From "Grief Has Its Time" (page 81)

"Free of such burdens, I pursue my course
Supposing myself blessed with the light touch,
A blithesome ease my principal resource.
Sometimes on stage I even say as much,

Or did, till one night in the signing queue
An ancient lady touched my wrist and said
I'd made her smile the way he used to do
When hearts were won by how a young man read

Aloud, and decent girls were led astray
By sweet speech. "Can you put his name with mine?
Before the war, before he went away,
We used to read together." Last in line

She had all my attention, so I wrote"

James comes across as both romantic and removed.  The rhyming poems can linger in the mind when the emotion is clear and connects with the reader, but there are other occasions when the rhymes seem forced and throw off the rhythm of the poem, creating a disconnect between the reader and the subject.  Nefertiti in the Flak Tower by Clive James is a mix of some really great poems that will leave a lasting impression and those that fall a little flat on first and second reading.

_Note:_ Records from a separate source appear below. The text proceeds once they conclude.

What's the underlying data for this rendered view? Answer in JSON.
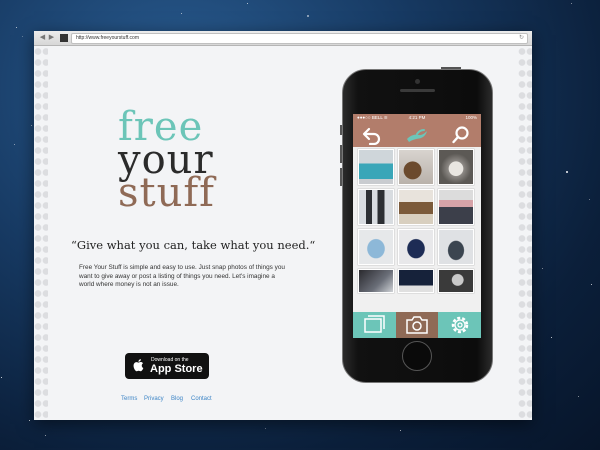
{
  "browser": {
    "url": "http://www.freeyourstuff.com"
  },
  "hero": {
    "logo_line1": "free",
    "logo_line2": "your",
    "logo_line3": "stuff",
    "tagline": "“Give what you can, take what you need.“",
    "description": "Free Your Stuff is simple and easy to use. Just snap photos of things you want to give away or post a listing of things you need. Let's imagine a world where money is not an issue."
  },
  "appstore": {
    "small_label": "Download on the",
    "big_label": "App Store"
  },
  "footer": {
    "links": [
      "Terms",
      "Privacy",
      "Blog",
      "Contact"
    ]
  },
  "phone": {
    "status": {
      "carrier": "●●●○○ BELL ≋",
      "time": "4:21 PM",
      "battery": "100%"
    },
    "appbar_icons": [
      "back-arrow-icon",
      "hand-wave-icon",
      "search-icon"
    ],
    "tabbar_icons": [
      "gallery-icon",
      "camera-icon",
      "settings-gear-icon"
    ],
    "active_tab": "camera-icon"
  },
  "colors": {
    "teal": "#6cc5b8",
    "brown": "#b27d6b",
    "dark_brown": "#8f6a56",
    "text_dark": "#2b2b2b",
    "link_blue": "#3d85c6"
  }
}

Book 10 for the Dive Into Poetry Reading Challenge 2014.




16th book for 2014 New Author Challenge.




For today’s 2014 National Poetry Month: Reach for the Horizon tour stop, click the image below:


  1. I’m not a big fan of rhyming poems, so I’ll likely skip this one, but I do like the title!

    • I really liked the title poem and some of the other WWII-related poems. Those were the best ones in this collection.

  2. Interesting information!
    Mystica´s last blog post ..Love in a time of war – Suzanne Elizabeth Anderson